*INPUT FOR THIS TASK:*
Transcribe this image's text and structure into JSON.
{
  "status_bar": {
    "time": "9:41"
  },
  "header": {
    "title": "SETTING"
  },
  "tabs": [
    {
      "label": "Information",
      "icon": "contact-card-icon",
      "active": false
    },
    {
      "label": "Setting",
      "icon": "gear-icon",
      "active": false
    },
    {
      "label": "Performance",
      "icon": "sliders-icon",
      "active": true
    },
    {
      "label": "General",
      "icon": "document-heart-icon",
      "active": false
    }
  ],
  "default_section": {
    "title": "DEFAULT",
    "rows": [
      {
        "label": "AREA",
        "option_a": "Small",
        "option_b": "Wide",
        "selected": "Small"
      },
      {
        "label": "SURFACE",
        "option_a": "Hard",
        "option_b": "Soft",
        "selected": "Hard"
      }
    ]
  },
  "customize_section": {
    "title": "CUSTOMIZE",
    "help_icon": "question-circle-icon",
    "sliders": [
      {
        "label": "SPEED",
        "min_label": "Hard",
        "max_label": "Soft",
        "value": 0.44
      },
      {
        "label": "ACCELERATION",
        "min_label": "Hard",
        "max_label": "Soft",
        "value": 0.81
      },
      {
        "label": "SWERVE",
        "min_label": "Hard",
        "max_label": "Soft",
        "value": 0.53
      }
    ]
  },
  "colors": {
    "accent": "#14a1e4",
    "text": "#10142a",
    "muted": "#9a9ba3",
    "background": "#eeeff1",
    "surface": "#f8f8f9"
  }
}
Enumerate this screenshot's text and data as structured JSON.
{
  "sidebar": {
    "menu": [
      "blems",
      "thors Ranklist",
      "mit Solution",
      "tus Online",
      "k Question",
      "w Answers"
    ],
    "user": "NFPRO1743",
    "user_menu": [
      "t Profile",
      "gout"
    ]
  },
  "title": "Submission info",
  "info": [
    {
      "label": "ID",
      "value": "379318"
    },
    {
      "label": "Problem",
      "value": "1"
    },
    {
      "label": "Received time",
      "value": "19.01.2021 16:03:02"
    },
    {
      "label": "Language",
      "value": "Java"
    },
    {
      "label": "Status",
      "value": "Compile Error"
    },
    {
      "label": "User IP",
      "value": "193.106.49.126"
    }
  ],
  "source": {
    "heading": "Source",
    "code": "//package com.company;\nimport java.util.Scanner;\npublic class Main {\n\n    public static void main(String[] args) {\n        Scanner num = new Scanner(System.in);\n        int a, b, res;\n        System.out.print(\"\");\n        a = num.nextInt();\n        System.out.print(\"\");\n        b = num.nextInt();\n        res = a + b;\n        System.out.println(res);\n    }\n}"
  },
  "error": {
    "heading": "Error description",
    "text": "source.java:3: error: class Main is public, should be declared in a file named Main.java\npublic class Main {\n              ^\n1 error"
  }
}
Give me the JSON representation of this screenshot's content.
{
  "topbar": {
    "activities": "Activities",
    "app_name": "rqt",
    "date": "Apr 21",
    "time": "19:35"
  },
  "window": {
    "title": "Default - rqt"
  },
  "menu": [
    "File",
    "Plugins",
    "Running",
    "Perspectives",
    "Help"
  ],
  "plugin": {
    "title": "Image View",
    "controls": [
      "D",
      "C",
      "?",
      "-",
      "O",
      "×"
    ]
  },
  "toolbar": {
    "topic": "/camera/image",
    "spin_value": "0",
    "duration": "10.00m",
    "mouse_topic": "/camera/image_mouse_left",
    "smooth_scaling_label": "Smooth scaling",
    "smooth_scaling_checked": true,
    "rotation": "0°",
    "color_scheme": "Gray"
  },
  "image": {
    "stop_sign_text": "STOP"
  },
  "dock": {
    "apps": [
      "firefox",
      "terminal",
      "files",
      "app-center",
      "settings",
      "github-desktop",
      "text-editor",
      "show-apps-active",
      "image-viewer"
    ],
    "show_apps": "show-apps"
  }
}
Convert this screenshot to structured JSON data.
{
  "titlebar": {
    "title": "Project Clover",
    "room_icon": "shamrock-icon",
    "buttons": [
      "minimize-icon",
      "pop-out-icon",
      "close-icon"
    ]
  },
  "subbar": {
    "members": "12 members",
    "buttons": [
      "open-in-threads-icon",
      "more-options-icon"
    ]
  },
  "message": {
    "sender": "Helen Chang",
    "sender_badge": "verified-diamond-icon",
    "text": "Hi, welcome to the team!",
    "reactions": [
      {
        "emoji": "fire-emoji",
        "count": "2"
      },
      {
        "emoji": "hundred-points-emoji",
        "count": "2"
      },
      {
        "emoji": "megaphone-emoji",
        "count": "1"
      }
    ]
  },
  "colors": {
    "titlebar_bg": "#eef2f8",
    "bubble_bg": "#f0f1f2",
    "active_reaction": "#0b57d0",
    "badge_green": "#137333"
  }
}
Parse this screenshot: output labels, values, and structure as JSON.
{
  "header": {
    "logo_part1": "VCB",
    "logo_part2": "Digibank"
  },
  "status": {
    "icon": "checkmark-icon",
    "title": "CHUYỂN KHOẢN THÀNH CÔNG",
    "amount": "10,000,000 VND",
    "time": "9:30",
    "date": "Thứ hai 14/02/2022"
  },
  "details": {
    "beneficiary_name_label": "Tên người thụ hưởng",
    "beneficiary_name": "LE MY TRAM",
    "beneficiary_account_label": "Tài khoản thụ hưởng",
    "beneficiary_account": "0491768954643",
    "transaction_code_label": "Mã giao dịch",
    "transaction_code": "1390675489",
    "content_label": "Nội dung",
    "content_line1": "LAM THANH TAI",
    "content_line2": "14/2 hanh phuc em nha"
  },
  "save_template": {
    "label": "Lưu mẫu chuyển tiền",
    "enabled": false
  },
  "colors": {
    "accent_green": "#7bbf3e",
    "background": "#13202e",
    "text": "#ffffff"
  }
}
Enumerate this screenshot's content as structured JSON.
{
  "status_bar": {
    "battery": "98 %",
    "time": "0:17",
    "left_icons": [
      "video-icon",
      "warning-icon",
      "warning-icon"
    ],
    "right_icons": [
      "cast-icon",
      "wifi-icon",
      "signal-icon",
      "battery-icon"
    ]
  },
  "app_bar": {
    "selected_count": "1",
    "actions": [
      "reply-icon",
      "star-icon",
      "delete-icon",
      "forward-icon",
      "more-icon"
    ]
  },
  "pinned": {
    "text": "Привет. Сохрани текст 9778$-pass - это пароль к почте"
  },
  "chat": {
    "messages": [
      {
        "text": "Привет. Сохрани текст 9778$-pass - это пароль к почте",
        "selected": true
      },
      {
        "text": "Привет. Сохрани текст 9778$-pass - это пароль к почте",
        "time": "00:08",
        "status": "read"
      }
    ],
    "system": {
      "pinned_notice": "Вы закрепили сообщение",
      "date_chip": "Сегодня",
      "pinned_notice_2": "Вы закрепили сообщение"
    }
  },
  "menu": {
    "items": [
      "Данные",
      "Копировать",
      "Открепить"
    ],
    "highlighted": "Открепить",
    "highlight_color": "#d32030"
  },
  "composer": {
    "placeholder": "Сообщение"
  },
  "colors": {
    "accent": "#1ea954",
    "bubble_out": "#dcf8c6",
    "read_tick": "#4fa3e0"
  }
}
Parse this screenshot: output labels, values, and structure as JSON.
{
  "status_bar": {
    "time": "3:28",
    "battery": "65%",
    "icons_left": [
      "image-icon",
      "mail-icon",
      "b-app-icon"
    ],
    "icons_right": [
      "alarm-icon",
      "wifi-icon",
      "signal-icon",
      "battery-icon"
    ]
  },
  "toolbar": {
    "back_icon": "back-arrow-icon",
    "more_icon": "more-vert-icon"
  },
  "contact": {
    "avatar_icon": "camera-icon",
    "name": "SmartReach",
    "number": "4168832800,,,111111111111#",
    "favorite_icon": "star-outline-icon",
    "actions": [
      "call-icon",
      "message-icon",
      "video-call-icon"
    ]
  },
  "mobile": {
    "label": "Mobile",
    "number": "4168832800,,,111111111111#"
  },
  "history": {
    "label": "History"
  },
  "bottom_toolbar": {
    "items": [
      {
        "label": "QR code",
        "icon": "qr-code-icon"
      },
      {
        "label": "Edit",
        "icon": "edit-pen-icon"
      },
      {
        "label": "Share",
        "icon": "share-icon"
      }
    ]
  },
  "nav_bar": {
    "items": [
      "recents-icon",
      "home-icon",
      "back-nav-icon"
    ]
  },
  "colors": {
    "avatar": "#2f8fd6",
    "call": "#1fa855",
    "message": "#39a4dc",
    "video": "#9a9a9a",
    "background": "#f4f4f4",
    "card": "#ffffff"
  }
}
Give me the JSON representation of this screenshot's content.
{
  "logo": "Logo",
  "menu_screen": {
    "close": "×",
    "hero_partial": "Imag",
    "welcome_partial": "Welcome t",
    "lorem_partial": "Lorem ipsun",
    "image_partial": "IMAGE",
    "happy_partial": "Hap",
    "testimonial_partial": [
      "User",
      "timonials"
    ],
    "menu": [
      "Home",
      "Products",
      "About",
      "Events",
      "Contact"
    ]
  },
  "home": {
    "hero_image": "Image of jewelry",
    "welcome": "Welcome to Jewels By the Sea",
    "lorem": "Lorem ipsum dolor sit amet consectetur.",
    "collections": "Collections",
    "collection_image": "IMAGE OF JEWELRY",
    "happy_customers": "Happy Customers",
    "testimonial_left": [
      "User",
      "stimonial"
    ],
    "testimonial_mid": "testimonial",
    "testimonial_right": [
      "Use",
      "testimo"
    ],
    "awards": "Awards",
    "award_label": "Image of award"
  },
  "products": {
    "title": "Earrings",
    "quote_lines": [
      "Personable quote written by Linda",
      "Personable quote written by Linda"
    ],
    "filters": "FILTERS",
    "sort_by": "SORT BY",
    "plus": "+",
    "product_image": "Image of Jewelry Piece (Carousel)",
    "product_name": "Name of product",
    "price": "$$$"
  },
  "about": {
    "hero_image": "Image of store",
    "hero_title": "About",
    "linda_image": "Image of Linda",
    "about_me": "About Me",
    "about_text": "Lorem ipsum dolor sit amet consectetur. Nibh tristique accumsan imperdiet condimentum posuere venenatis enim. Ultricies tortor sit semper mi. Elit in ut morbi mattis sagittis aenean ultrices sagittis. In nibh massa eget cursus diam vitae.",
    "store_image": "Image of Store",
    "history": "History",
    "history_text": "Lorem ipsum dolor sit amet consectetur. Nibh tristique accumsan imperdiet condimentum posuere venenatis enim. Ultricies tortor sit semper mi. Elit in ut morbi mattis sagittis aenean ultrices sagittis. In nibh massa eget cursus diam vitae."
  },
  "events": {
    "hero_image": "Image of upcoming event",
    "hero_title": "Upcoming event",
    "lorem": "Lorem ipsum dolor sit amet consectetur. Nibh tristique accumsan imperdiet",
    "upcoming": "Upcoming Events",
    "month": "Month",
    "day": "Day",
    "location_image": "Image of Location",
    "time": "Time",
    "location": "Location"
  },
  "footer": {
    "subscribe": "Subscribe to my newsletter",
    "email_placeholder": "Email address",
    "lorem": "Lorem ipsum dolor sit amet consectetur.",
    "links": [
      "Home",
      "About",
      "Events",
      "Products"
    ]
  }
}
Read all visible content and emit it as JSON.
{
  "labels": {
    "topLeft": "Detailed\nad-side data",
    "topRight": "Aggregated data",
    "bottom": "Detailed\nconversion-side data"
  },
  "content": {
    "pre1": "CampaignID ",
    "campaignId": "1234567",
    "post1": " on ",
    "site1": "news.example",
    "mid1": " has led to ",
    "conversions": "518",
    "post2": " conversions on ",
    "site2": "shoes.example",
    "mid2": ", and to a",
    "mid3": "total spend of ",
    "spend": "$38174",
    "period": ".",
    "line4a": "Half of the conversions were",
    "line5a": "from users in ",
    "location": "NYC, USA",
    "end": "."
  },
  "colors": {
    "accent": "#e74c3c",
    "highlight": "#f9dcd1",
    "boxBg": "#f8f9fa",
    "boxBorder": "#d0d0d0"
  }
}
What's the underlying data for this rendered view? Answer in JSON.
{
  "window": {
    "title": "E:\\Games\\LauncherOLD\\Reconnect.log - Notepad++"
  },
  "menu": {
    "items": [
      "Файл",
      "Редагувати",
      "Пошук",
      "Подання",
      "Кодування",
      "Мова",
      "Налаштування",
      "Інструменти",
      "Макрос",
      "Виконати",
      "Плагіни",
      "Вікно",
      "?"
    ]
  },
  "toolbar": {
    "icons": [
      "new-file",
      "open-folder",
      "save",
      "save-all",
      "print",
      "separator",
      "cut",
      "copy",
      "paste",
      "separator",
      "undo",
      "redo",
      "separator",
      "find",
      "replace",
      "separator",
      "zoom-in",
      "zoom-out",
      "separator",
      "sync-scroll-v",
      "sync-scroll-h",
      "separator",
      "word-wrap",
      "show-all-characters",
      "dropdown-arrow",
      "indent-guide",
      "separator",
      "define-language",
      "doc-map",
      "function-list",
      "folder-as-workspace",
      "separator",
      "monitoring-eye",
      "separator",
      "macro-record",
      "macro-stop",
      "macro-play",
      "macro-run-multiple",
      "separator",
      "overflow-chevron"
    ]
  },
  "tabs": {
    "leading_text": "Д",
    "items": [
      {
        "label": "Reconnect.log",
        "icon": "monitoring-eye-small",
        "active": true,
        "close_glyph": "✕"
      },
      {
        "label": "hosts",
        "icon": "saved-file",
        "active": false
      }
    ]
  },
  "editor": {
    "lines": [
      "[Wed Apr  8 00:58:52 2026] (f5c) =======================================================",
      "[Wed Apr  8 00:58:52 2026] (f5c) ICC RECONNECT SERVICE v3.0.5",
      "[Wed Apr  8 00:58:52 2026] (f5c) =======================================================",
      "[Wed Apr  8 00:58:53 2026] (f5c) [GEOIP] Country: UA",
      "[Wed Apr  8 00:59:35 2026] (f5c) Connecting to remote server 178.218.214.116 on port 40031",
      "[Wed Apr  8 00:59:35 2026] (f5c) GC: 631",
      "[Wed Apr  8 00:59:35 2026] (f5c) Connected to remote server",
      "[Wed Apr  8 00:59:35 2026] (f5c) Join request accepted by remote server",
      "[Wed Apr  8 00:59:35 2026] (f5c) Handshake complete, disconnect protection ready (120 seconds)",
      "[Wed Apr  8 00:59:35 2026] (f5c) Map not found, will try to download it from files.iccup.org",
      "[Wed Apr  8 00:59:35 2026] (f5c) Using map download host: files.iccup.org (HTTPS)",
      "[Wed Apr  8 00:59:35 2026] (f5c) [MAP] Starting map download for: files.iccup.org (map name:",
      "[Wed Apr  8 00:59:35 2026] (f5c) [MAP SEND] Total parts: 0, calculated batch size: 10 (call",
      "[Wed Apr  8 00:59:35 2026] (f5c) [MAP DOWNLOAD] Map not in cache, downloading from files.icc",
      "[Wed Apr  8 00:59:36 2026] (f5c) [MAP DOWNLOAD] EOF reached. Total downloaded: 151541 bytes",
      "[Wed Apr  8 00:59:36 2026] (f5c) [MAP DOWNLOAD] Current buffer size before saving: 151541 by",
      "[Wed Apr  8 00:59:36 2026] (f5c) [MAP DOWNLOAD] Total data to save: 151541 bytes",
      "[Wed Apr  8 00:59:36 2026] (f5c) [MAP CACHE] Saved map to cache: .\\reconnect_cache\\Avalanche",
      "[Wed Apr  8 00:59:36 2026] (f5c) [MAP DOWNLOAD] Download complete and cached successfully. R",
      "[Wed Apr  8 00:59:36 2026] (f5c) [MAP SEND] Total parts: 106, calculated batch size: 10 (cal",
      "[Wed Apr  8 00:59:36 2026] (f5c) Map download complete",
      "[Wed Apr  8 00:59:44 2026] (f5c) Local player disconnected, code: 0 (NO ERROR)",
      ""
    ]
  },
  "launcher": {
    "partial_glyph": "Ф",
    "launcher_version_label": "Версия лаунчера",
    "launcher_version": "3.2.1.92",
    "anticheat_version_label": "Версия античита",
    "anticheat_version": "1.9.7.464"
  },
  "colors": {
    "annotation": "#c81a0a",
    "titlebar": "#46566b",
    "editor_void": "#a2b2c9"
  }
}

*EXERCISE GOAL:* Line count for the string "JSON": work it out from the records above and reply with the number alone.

*WRITTEN REPLY:* 10